Not many people are aware that the mechanisms behind snoring, and the key to stopping it, are often mouth and throat tissues. In many cases, snoring can be treated with minimally-invasive measures, like changing positions when you sleep or altering a few nighttime habits. With these few tips, you may be able stop snoring without the need for professional treatment. However, if your snoring persists, then we advise scheduling a consultation as soon as possible to determine if sleep apnea may be the reason.
What Causes Snoring?
Have you ever wondered why snoring occurs? When you sleep, the muscles and tissues in your mouth and throat relax, such as tonsils and the base of the tongue. In some patients, these tissues can partially obstruct the airway, shrinking the passage through which air flows and causing the tissues to vibrate loudly. The severity of snoring depends on the level of obstruction. Sometimes, the airway can become completely blocked, causing some patients to periodically stop breathing while they sleep – a condition known as obstructive sleep apnea.
How to Stop Snoring
Snoring and mild forms of obstructive sleep apnea are often treated with a custom-designed oral appliance that you wear while you’re sleeping. The sleepguard is designed to hold the lower jaw in a slightly forward position, preventing airway blockage from collapsed oral tissues. More mild forms of snoring can often be resolved with one or more of the following tips;

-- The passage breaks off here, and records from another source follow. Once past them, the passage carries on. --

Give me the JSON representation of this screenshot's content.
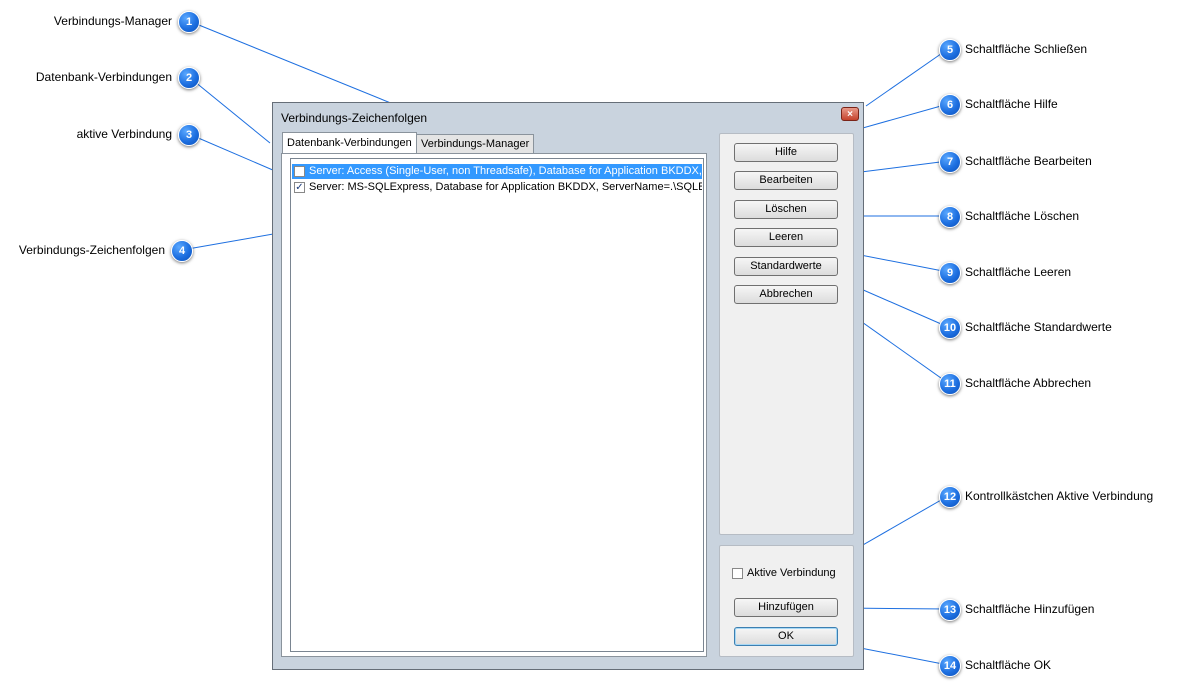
{
  "dialog": {
    "title": "Verbindungs-Zeichenfolgen",
    "close_glyph": "×",
    "tabs": [
      {
        "label": "Datenbank-Verbindungen",
        "active": true
      },
      {
        "label": "Verbindungs-Manager",
        "active": false
      }
    ],
    "connections": [
      {
        "text": "Server: Access (Single-User, non Threadsafe), Database for Application BKDDX,  ServerName=...",
        "checked": false,
        "selected": true
      },
      {
        "text": "Server: MS-SQLExpress, Database for Application BKDDX,  ServerName=.\\SQLExpress",
        "checked": true,
        "selected": false
      }
    ],
    "buttons": {
      "help": "Hilfe",
      "edit": "Bearbeiten",
      "delete": "Löschen",
      "clear": "Leeren",
      "defaults": "Standardwerte",
      "cancel": "Abbrechen",
      "add": "Hinzufügen",
      "ok": "OK"
    },
    "active_checkbox_label": "Aktive Verbindung",
    "check_glyph": "✓"
  },
  "callouts": [
    {
      "num": "1",
      "label": "Verbindungs-Manager"
    },
    {
      "num": "2",
      "label": "Datenbank-Verbindungen"
    },
    {
      "num": "3",
      "label": "aktive Verbindung"
    },
    {
      "num": "4",
      "label": "Verbindungs-Zeichenfolgen"
    },
    {
      "num": "5",
      "label": "Schaltfläche Schließen"
    },
    {
      "num": "6",
      "label": "Schaltfläche Hilfe"
    },
    {
      "num": "7",
      "label": "Schaltfläche Bearbeiten"
    },
    {
      "num": "8",
      "label": "Schaltfläche Löschen"
    },
    {
      "num": "9",
      "label": "Schaltfläche Leeren"
    },
    {
      "num": "10",
      "label": "Schaltfläche Standardwerte"
    },
    {
      "num": "11",
      "label": "Schaltfläche Abbrechen"
    },
    {
      "num": "12",
      "label": "Kontrollkästchen Aktive Verbindung"
    },
    {
      "num": "13",
      "label": "Schaltfläche Hinzufügen"
    },
    {
      "num": "14",
      "label": "Schaltfläche OK"
    }
  ],
  "colors": {
    "badge": "#1d6fe0",
    "selection": "#3399ff",
    "leader_line": "#1d6fe0"
  }
}
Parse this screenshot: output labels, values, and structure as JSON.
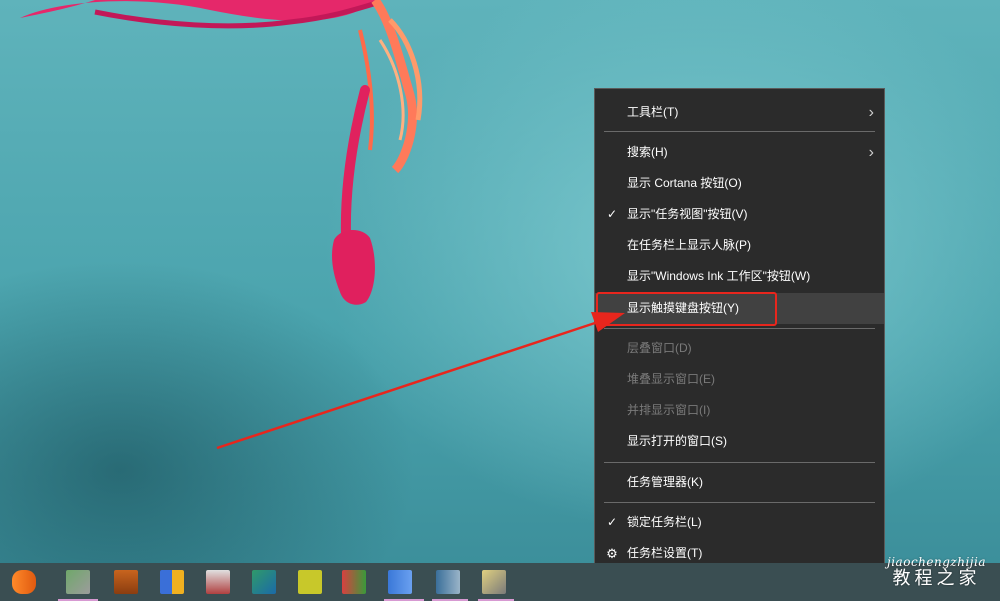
{
  "context_menu": {
    "items": [
      {
        "label": "工具栏(T)"
      },
      {
        "label": "搜索(H)"
      },
      {
        "label": "显示 Cortana 按钮(O)"
      },
      {
        "label": "显示\"任务视图\"按钮(V)"
      },
      {
        "label": "在任务栏上显示人脉(P)"
      },
      {
        "label": "显示\"Windows Ink 工作区\"按钮(W)"
      },
      {
        "label": "显示触摸键盘按钮(Y)"
      },
      {
        "label": "层叠窗口(D)"
      },
      {
        "label": "堆叠显示窗口(E)"
      },
      {
        "label": "并排显示窗口(I)"
      },
      {
        "label": "显示打开的窗口(S)"
      },
      {
        "label": "任务管理器(K)"
      },
      {
        "label": "锁定任务栏(L)"
      },
      {
        "label": "任务栏设置(T)"
      }
    ],
    "submenu_arrow": "›",
    "checkmark": "✓",
    "gear": "⚙",
    "checked_items": [
      "显示\"任务视图\"按钮(V)",
      "锁定任务栏(L)"
    ],
    "disabled_items": [
      "层叠窗口(D)",
      "堆叠显示窗口(E)",
      "并排显示窗口(I)"
    ],
    "highlighted_item": "显示触摸键盘按钮(Y)"
  },
  "watermark": {
    "url_text": "jiaochengzhijia",
    "cn_text": "教程之家"
  },
  "colors": {
    "menu_bg": "#2b2b2b",
    "highlight_box": "#e8261d",
    "taskbar": "#3a4e52"
  }
}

- Change position—You are more likely to snore when you sleep on your back, which can allow gravity to drag oral tissues directly into the throat and airway. By sleeping on your side or stomach, you can prevent these tissues from falling into the airway and sleep soundly through the night.

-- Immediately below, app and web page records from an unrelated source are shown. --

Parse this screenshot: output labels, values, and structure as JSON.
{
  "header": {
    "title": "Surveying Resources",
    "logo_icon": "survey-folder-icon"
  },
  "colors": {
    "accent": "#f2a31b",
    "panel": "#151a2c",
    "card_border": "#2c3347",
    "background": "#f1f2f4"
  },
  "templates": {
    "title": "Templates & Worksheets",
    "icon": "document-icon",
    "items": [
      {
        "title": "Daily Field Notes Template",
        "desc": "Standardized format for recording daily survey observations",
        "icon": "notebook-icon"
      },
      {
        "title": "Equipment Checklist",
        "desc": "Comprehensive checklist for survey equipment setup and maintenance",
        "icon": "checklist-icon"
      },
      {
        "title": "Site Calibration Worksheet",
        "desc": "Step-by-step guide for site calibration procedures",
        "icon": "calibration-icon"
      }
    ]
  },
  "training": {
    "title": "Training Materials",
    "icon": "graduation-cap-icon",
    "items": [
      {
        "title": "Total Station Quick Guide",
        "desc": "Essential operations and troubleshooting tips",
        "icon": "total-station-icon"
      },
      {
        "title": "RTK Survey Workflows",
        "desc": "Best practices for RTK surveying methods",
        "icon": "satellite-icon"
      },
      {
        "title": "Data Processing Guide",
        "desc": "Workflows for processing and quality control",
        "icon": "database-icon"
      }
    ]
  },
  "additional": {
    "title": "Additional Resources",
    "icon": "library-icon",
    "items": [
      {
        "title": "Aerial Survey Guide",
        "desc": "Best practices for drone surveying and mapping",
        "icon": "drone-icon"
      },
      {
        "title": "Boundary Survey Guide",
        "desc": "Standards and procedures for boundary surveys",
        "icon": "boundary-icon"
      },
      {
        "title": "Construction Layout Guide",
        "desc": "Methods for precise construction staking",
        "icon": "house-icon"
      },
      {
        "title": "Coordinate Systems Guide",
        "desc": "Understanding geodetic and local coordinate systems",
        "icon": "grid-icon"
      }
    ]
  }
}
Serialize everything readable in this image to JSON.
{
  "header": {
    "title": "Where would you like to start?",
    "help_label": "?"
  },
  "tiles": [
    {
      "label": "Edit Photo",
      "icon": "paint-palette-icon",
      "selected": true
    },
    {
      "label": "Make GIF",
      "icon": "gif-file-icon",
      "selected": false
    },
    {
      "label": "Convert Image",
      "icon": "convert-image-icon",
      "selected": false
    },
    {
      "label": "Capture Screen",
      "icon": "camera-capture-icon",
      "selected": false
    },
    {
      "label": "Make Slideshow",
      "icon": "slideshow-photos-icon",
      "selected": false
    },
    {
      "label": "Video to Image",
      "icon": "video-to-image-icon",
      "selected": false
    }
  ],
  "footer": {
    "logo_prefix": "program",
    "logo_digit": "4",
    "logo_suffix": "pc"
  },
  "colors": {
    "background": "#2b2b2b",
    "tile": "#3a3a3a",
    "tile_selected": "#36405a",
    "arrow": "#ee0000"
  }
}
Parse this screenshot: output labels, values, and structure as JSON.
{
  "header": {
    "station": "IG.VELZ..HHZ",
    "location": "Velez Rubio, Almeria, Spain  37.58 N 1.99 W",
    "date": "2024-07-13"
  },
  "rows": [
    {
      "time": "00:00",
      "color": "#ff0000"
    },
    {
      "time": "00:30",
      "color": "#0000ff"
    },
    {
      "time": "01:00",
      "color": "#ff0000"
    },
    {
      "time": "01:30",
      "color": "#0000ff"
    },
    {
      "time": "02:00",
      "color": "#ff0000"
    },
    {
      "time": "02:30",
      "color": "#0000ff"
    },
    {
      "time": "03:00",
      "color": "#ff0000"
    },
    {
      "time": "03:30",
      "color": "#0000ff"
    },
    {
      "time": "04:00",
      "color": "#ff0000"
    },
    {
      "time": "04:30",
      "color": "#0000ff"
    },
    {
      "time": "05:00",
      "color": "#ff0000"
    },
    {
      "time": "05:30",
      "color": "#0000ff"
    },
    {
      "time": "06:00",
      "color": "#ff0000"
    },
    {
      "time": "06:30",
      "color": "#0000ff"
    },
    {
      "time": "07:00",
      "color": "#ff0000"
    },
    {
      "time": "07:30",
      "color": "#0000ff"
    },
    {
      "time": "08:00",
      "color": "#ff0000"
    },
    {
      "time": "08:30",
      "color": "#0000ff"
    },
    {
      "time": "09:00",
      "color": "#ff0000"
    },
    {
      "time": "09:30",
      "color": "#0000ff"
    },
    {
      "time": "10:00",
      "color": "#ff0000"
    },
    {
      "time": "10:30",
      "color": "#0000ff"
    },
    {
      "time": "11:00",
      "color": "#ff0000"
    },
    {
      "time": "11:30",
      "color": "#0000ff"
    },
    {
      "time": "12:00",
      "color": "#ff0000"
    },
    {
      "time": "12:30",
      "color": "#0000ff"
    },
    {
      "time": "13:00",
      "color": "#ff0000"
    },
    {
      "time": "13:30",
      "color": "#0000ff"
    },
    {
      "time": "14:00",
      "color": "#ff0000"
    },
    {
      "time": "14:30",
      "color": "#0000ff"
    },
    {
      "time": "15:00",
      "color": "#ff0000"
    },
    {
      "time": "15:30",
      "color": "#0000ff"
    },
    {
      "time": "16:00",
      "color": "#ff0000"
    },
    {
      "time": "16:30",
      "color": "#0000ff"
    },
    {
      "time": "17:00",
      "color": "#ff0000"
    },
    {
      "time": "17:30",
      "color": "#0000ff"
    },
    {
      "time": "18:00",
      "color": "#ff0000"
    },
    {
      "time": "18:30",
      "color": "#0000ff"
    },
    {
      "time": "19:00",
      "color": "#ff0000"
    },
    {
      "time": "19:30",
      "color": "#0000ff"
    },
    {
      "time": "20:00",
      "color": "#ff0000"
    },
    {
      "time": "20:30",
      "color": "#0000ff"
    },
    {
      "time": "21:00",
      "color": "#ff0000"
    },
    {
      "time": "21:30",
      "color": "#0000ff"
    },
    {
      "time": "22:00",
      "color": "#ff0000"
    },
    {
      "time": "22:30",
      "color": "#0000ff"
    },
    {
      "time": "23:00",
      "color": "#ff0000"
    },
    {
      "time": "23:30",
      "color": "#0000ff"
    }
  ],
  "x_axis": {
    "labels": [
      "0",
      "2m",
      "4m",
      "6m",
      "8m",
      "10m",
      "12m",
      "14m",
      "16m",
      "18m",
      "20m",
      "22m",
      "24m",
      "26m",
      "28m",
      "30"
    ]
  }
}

- Lose weight—Overweight patients are more likely to snore and experience sleep apnea due to excess weight around the neck. Losing weight and improving physical fitness can reduce the risks of snoring and sleep apnea.
- Skip the nightcap—Alcohol depresses the nervous system and relaxes the body’s muscles, creating a slightly euphoric feeling that may help you fall asleep faster. The extra relaxation increases the chances of oral tissues collapsing into the airway, which may explain why alcohol-induced sleep often involves snoring.
About Your Spring, TX Dental Experts:
At Stephens, Gatewood, & Associates, located in Spring, TX, we proudly deliver modern, quality dental care in a welcoming, comfortable environment to patients and families throughout the community. Though we are located in Spring, we also welcome patients from Houston, The Woodlands, Tomball, Cypress, and all surrounding communities. To schedule a consultation with one of our experts, call Stephens, Gatewood, & Associates today at 281-320-2000. Se Habla Espanol!